31 – Parry-Billings, M., Budgett, R., Koutedakis, Y., Blomstrand, E., Brooks, S.., Williams, C., & Newsholme, E. A. (1992). Plasma amino acid concentrations in the overtraining syndrome: possible effects on the immune system. Medicine and science in sports and exercise, 24(12), 1353-1358.
32 – Rennie, M. J., Edwards, R. H. T., Krywawych, S., Davies, C. T., Halliday, D., Waterlow, J. C., & Millward, D. J. (1981). Effect of exercise on protein turnover in man. Clin Sci, 61(5), 627-639.
33 – Bowtell, J. L., Gelly, K., Jackman, M. L., Patel, A., Simeoni, M., & Rennie, M. J. (1999). Effect of oral glutamine on whole body carbohydrate storage during recovery from exhaustive exercise.
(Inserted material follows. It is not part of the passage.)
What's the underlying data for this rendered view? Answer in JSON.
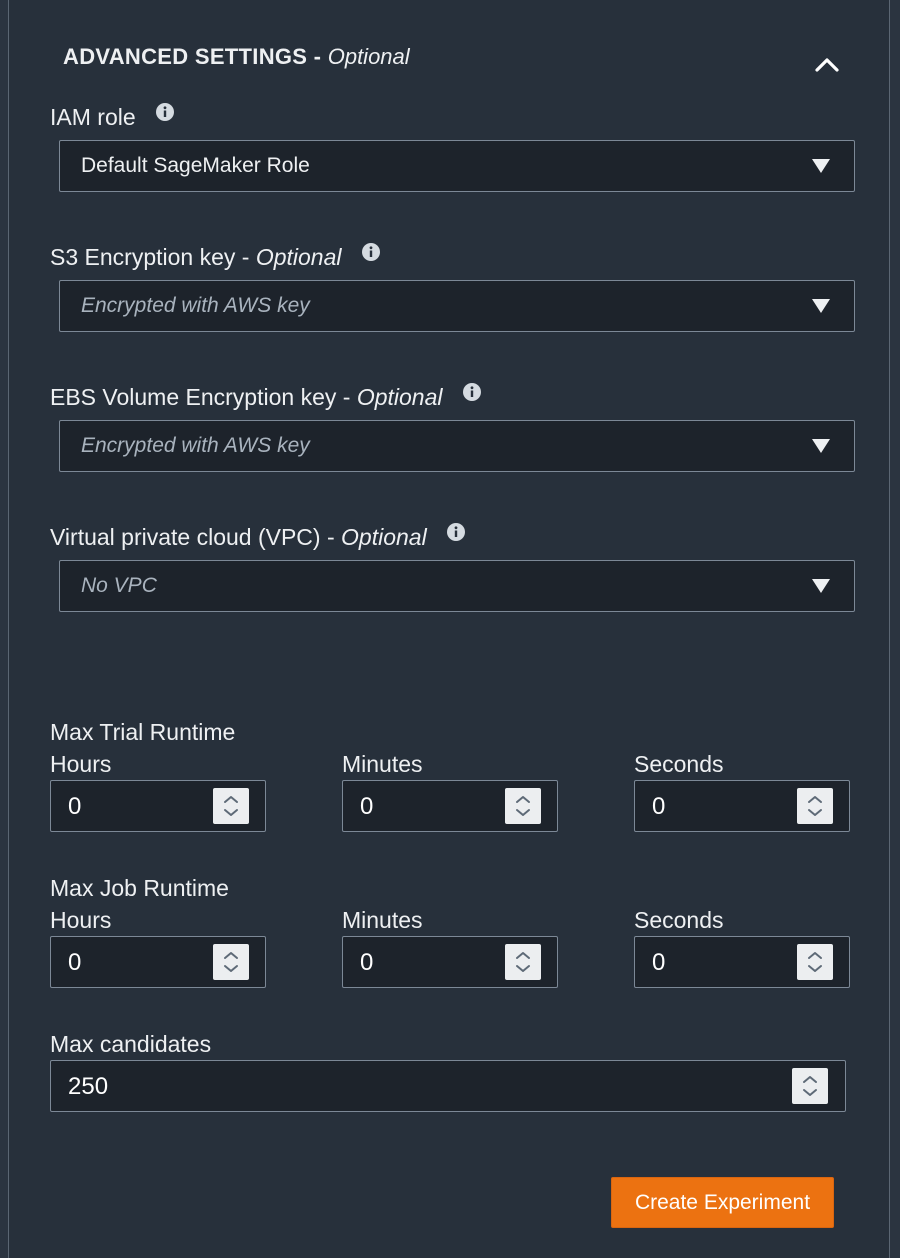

Journal of Applied Physiology, 86(6), 1770-1777.
34 – Jensen, C. D., Spiller, G. A., Gates, J. E., Miller, A. F., & Whittam, J. H. (1993). The effect of acacia gum and a water-soluble dietary fiber mixture on blood lipids in humans. Journal of the American College of Nutrition, 12(2), 147-154.
35 – Sugino, T., Aoyagi, S., Shirai, T., Kajimoto, Y., & Kajimoto, O. (2007). Effects of citric acid and L-carnitine on physical fatigue. Journal of clinical biochemistry and nutrition, 41(3), 224.
36 – Baldwin, J. E., & Krebs, H. (1981). The evolution of metabolic cycles.
|Use for||Muscle Gain|